*** STUDY MATERIAL Section Begins ***

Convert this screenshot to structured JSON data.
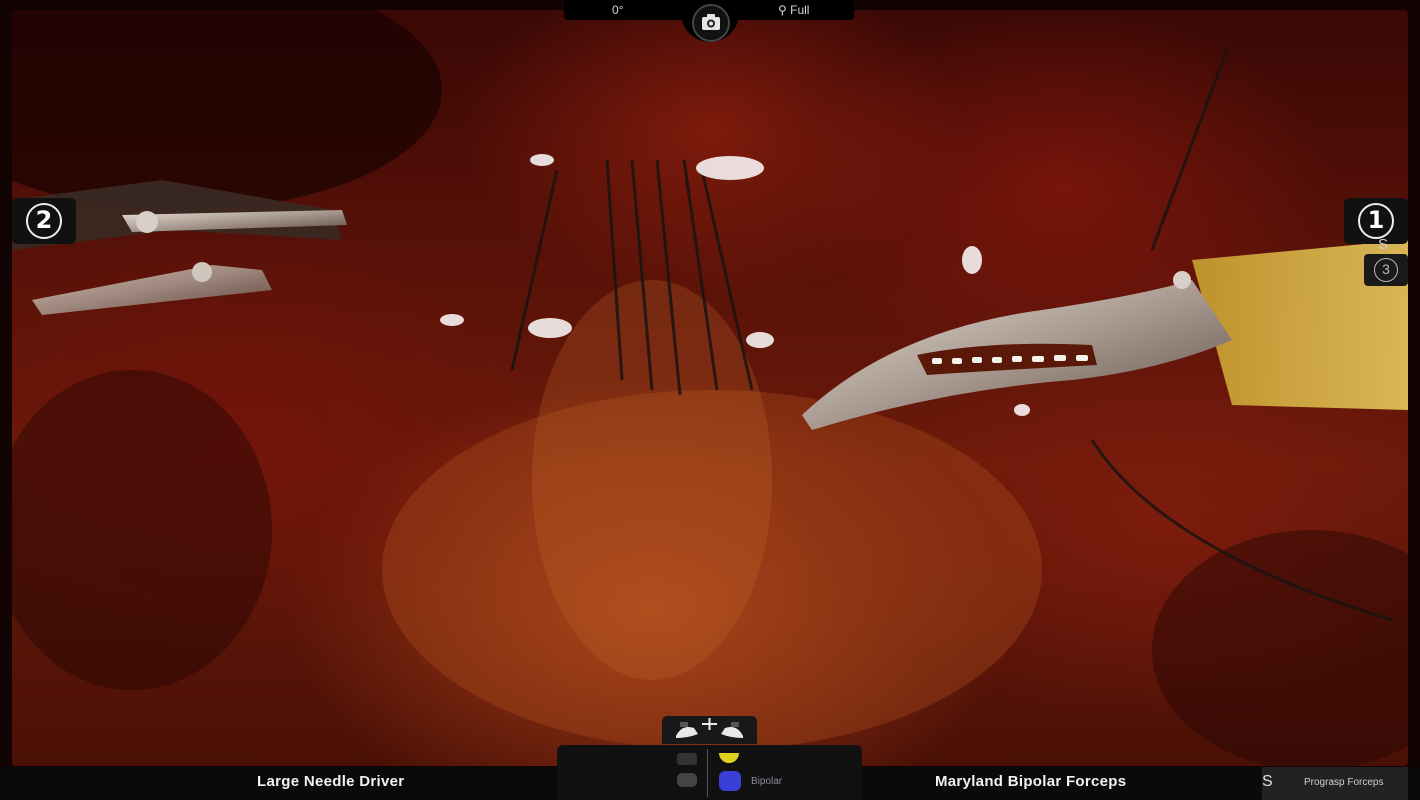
{
  "hud": {
    "angle": "0°",
    "zoom_label": "Full"
  },
  "arms": {
    "left_number": "2",
    "right_number": "1",
    "standby_number": "3",
    "swap_symbol": "S"
  },
  "tools": {
    "left_tool": "Large Needle Driver",
    "right_tool": "Maryland Bipolar Forceps",
    "standby_tool": "Prograsp Forceps",
    "energy_mode": "Bipolar"
  },
  "colors": {
    "bipolar_pedal": "#3a3fd8",
    "yellow_pedal": "#e0d020"
  }
}
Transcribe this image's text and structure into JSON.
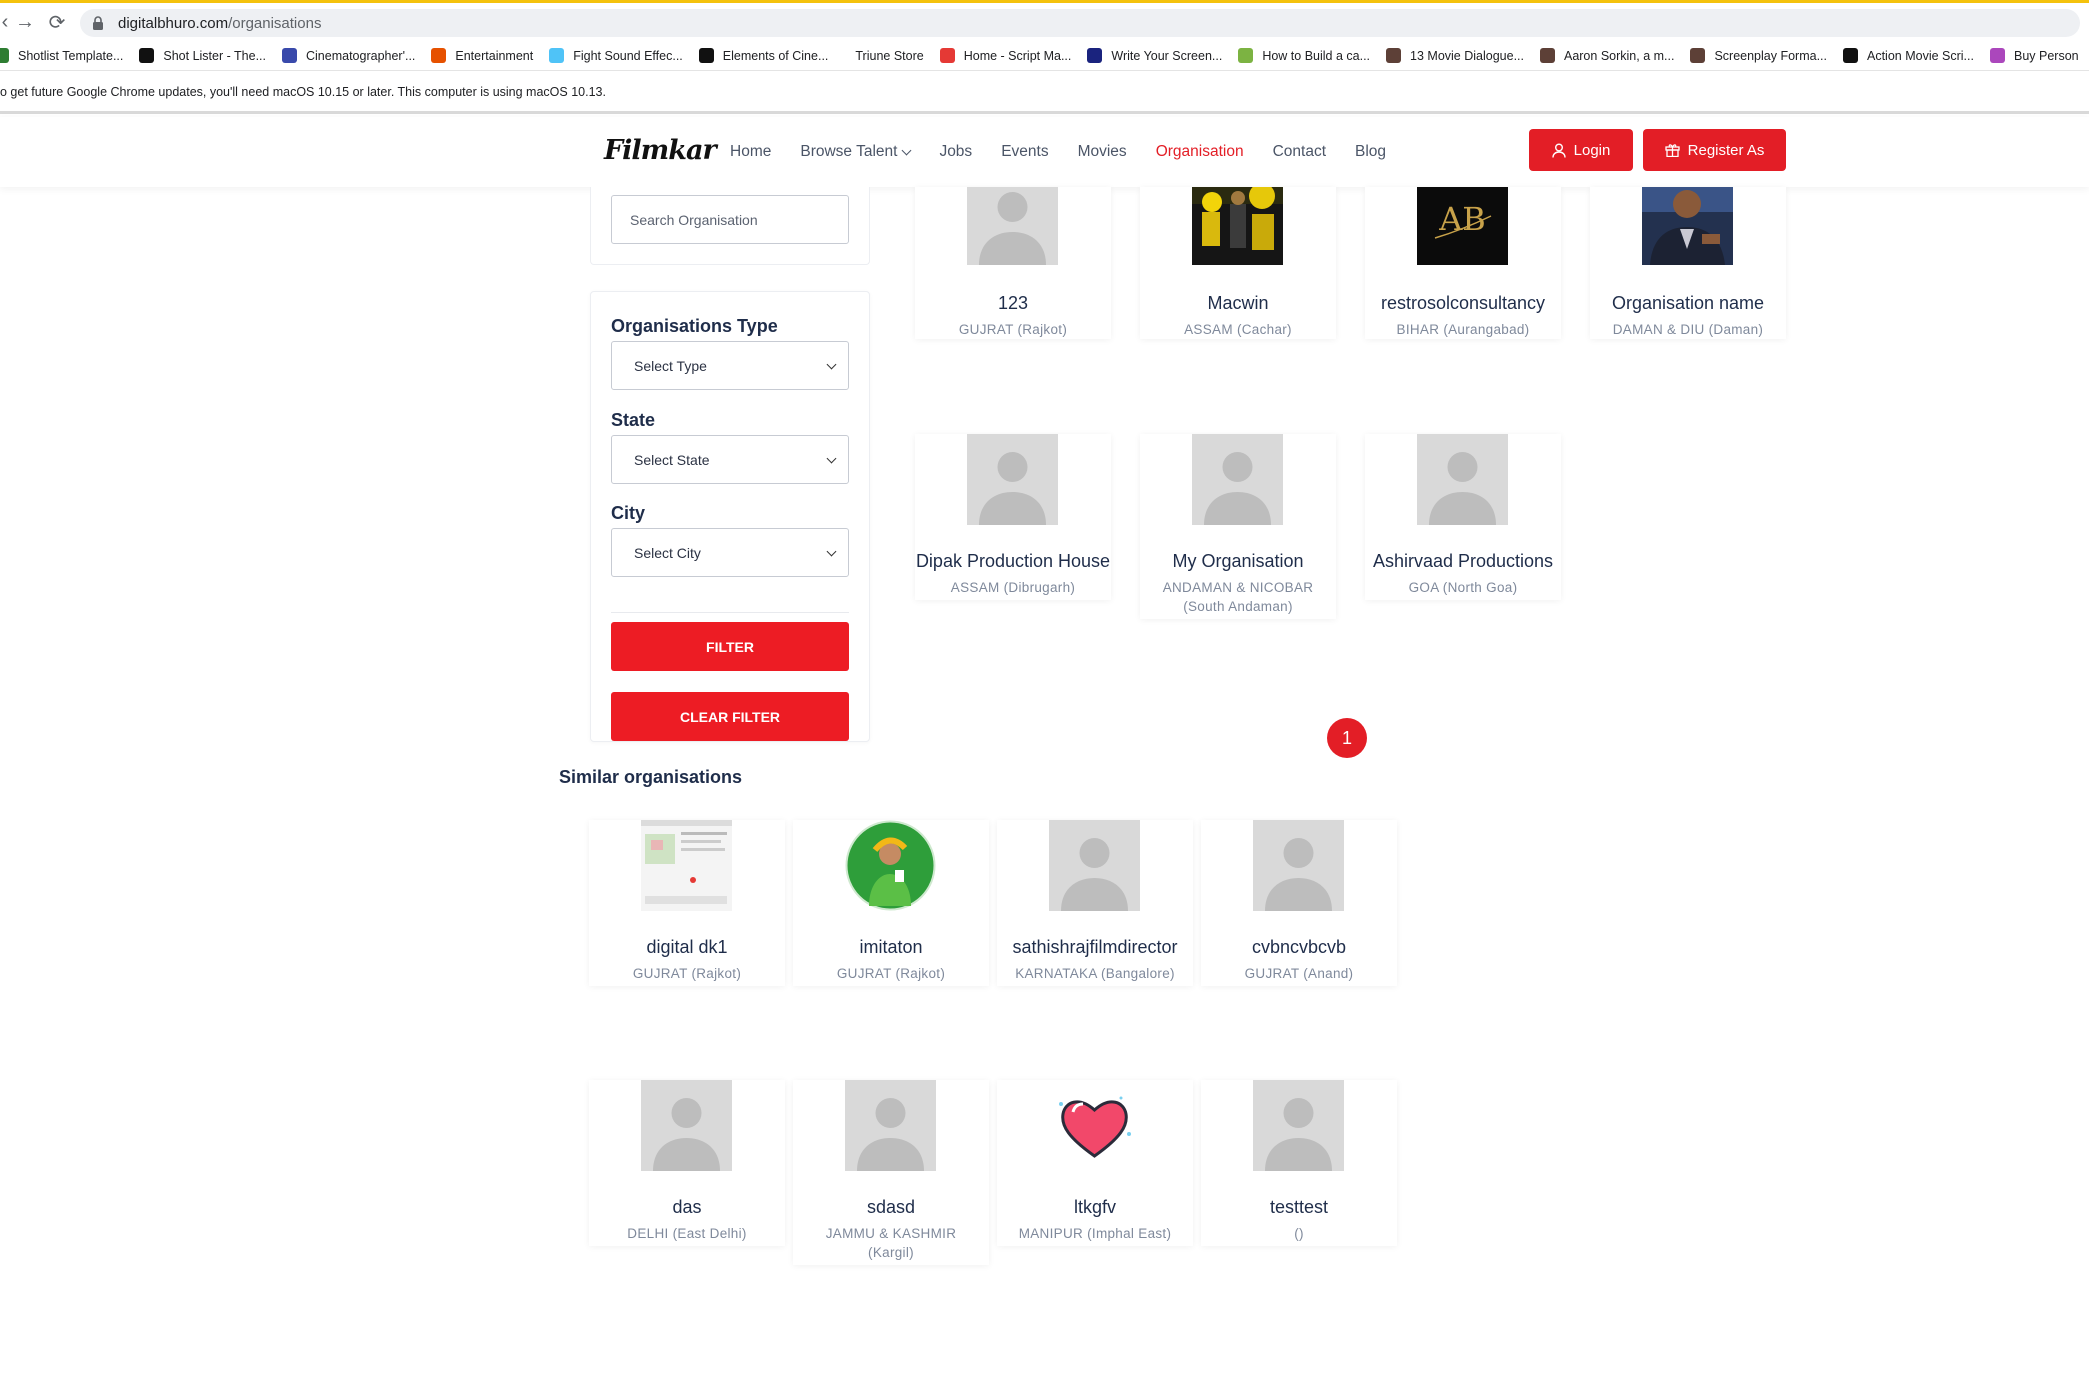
{
  "browser": {
    "url_host": "digitalbhuro.com",
    "url_path": "/organisations",
    "bookmarks": [
      {
        "label": "Shotlist Template...",
        "color": "#2e7d32"
      },
      {
        "label": "Shot Lister - The...",
        "color": "#111111"
      },
      {
        "label": "Cinematographer'...",
        "color": "#3949ab"
      },
      {
        "label": "Entertainment",
        "color": "#e65100"
      },
      {
        "label": "Fight Sound Effec...",
        "color": "#4fc3f7"
      },
      {
        "label": "Elements of Cine...",
        "color": "#111111"
      },
      {
        "label": "Triune Store",
        "color": "#ffffff"
      },
      {
        "label": "Home - Script Ma...",
        "color": "#e53935"
      },
      {
        "label": "Write Your Screen...",
        "color": "#1a237e"
      },
      {
        "label": "How to Build a ca...",
        "color": "#7cb342"
      },
      {
        "label": "13 Movie Dialogue...",
        "color": "#5d4037"
      },
      {
        "label": "Aaron Sorkin, a m...",
        "color": "#5d4037"
      },
      {
        "label": "Screenplay Forma...",
        "color": "#5d4037"
      },
      {
        "label": "Action Movie Scri...",
        "color": "#111111"
      },
      {
        "label": "Buy Person",
        "color": "#ab47bc"
      }
    ],
    "infobar_text": "o get future Google Chrome updates, you'll need macOS 10.15 or later. This computer is using macOS 10.13."
  },
  "header": {
    "logo": "Filmkar",
    "nav": [
      {
        "label": "Home",
        "active": false,
        "dropdown": false
      },
      {
        "label": "Browse Talent",
        "active": false,
        "dropdown": true
      },
      {
        "label": "Jobs",
        "active": false,
        "dropdown": false
      },
      {
        "label": "Events",
        "active": false,
        "dropdown": false
      },
      {
        "label": "Movies",
        "active": false,
        "dropdown": false
      },
      {
        "label": "Organisation",
        "active": true,
        "dropdown": false
      },
      {
        "label": "Contact",
        "active": false,
        "dropdown": false
      },
      {
        "label": "Blog",
        "active": false,
        "dropdown": false
      }
    ],
    "login_label": "Login",
    "register_label": "Register As",
    "accent_color": "#e31e26"
  },
  "sidebar": {
    "search_placeholder": "Search Organisation",
    "type_label": "Organisations Type",
    "type_value": "Select Type",
    "state_label": "State",
    "state_value": "Select State",
    "city_label": "City",
    "city_value": "Select City",
    "filter_label": "FILTER",
    "clear_label": "CLEAR FILTER"
  },
  "organisations": [
    {
      "name": "123",
      "location": "GUJRAT (Rajkot)",
      "image": "placeholder"
    },
    {
      "name": "Macwin",
      "location": "ASSAM (Cachar)",
      "image": "photo-yellow"
    },
    {
      "name": "restrosolconsultancy",
      "location": "BIHAR (Aurangabad)",
      "image": "logo-ab"
    },
    {
      "name": "Organisation name",
      "location": "DAMAN & DIU (Daman)",
      "image": "photo-man"
    },
    {
      "name": "Dipak Production House",
      "location": "ASSAM (Dibrugarh)",
      "image": "placeholder"
    },
    {
      "name": "My Organisation",
      "location": "ANDAMAN & NICOBAR (South Andaman)",
      "image": "placeholder"
    },
    {
      "name": "Ashirvaad Productions",
      "location": "GOA (North Goa)",
      "image": "placeholder"
    }
  ],
  "pagination": {
    "current_page": "1"
  },
  "similar": {
    "title": "Similar organisations",
    "items": [
      {
        "name": "digital dk1",
        "location": "GUJRAT (Rajkot)",
        "image": "screenshot"
      },
      {
        "name": "imitaton",
        "location": "GUJRAT (Rajkot)",
        "image": "photo-green"
      },
      {
        "name": "sathishrajfilmdirector",
        "location": "KARNATAKA (Bangalore)",
        "image": "placeholder"
      },
      {
        "name": "cvbncvbcvb",
        "location": "GUJRAT (Anand)",
        "image": "placeholder"
      },
      {
        "name": "das",
        "location": "DELHI (East Delhi)",
        "image": "placeholder"
      },
      {
        "name": "sdasd",
        "location": "JAMMU & KASHMIR (Kargil)",
        "image": "placeholder"
      },
      {
        "name": "ltkgfv",
        "location": "MANIPUR (Imphal East)",
        "image": "heart"
      },
      {
        "name": "testtest",
        "location": "()",
        "image": "placeholder"
      }
    ]
  }
}
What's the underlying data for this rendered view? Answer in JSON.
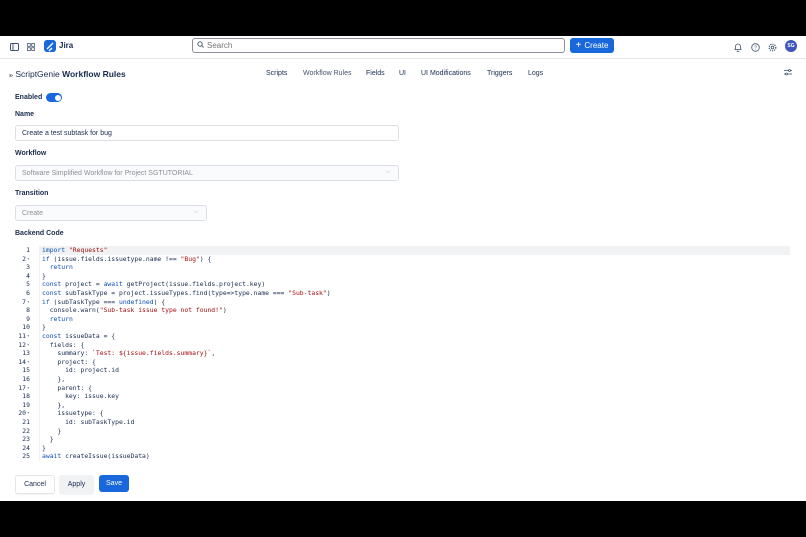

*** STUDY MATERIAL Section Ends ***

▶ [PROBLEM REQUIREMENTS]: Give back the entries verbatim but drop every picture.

▶ [EXERCISE RESPONSE]:
Convert this screenshot to structured JSON data.
{
  "hud": {
    "angle": "0°",
    "zoom_label": "Full"
  },
  "arms": {
    "left_number": "2",
    "right_number": "1",
    "standby_number": "3",
    "swap_symbol": "S"
  },
  "tools": {
    "left_tool": "Large Needle Driver",
    "right_tool": "Maryland Bipolar Forceps",
    "standby_tool": "Prograsp Forceps",
    "energy_mode": "Bipolar"
  },
  "colors": {
    "bipolar_pedal": "#3a3fd8",
    "yellow_pedal": "#e0d020"
  }
}
Transcribe this image's text and structure into JSON.
{
  "browser": {
    "url_host": "digitalbhuro.com",
    "url_path": "/organisations",
    "bookmarks": [
      {
        "label": "Shotlist Template...",
        "color": "#2e7d32"
      },
      {
        "label": "Shot Lister - The...",
        "color": "#111111"
      },
      {
        "label": "Cinematographer'...",
        "color": "#3949ab"
      },
      {
        "label": "Entertainment",
        "color": "#e65100"
      },
      {
        "label": "Fight Sound Effec...",
        "color": "#4fc3f7"
      },
      {
        "label": "Elements of Cine...",
        "color": "#111111"
      },
      {
        "label": "Triune Store",
        "color": "#ffffff"
      },
      {
        "label": "Home - Script Ma...",
        "color": "#e53935"
      },
      {
        "label": "Write Your Screen...",
        "color": "#1a237e"
      },
      {
        "label": "How to Build a ca...",
        "color": "#7cb342"
      },
      {
        "label": "13 Movie Dialogue...",
        "color": "#5d4037"
      },
      {
        "label": "Aaron Sorkin, a m...",
        "color": "#5d4037"
      },
      {
        "label": "Screenplay Forma...",
        "color": "#5d4037"
      },
      {
        "label": "Action Movie Scri...",
        "color": "#111111"
      },
      {
        "label": "Buy Person",
        "color": "#ab47bc"
      }
    ],
    "infobar_text": "o get future Google Chrome updates, you'll need macOS 10.15 or later. This computer is using macOS 10.13."
  },
  "header": {
    "logo": "Filmkar",
    "nav": [
      {
        "label": "Home",
        "active": false,
        "dropdown": false
      },
      {
        "label": "Browse Talent",
        "active": false,
        "dropdown": true
      },
      {
        "label": "Jobs",
        "active": false,
        "dropdown": false
      },
      {
        "label": "Events",
        "active": false,
        "dropdown": false
      },
      {
        "label": "Movies",
        "active": false,
        "dropdown": false
      },
      {
        "label": "Organisation",
        "active": true,
        "dropdown": false
      },
      {
        "label": "Contact",
        "active": false,
        "dropdown": false
      },
      {
        "label": "Blog",
        "active": false,
        "dropdown": false
      }
    ],
    "login_label": "Login",
    "register_label": "Register As",
    "accent_color": "#e31e26"
  },
  "sidebar": {
    "search_placeholder": "Search Organisation",
    "type_label": "Organisations Type",
    "type_value": "Select Type",
    "state_label": "State",
    "state_value": "Select State",
    "city_label": "City",
    "city_value": "Select City",
    "filter_label": "FILTER",
    "clear_label": "CLEAR FILTER"
  },
  "organisations": [
    {
      "name": "123",
      "location": "GUJRAT (Rajkot)",
      "image": "placeholder"
    },
    {
      "name": "Macwin",
      "location": "ASSAM (Cachar)",
      "image": "photo-yellow"
    },
    {
      "name": "restrosolconsultancy",
      "location": "BIHAR (Aurangabad)",
      "image": "logo-ab"
    },
    {
      "name": "Organisation name",
      "location": "DAMAN & DIU (Daman)",
      "image": "photo-man"
    },
    {
      "name": "Dipak Production House",
      "location": "ASSAM (Dibrugarh)",
      "image": "placeholder"
    },
    {
      "name": "My Organisation",
      "location": "ANDAMAN & NICOBAR (South Andaman)",
      "image": "placeholder"
    },
    {
      "name": "Ashirvaad Productions",
      "location": "GOA (North Goa)",
      "image": "placeholder"
    }
  ],
  "pagination": {
    "current_page": "1"
  },
  "similar": {
    "title": "Similar organisations",
    "items": [
      {
        "name": "digital dk1",
        "location": "GUJRAT (Rajkot)",
        "image": "screenshot"
      },
      {
        "name": "imitaton",
        "location": "GUJRAT (Rajkot)",
        "image": "photo-green"
      },
      {
        "name": "sathishrajfilmdirector",
        "location": "KARNATAKA (Bangalore)",
        "image": "placeholder"
      },
      {
        "name": "cvbncvbcvb",
        "location": "GUJRAT (Anand)",
        "image": "placeholder"
      },
      {
        "name": "das",
        "location": "DELHI (East Delhi)",
        "image": "placeholder"
      },
      {
        "name": "sdasd",
        "location": "JAMMU & KASHMIR (Kargil)",
        "image": "placeholder"
      },
      {
        "name": "ltkgfv",
        "location": "MANIPUR (Imphal East)",
        "image": "heart"
      },
      {
        "name": "testtest",
        "location": "()",
        "image": "placeholder"
      }
    ]
  }
}
What's the underlying data for this rendered view? Answer in JSON.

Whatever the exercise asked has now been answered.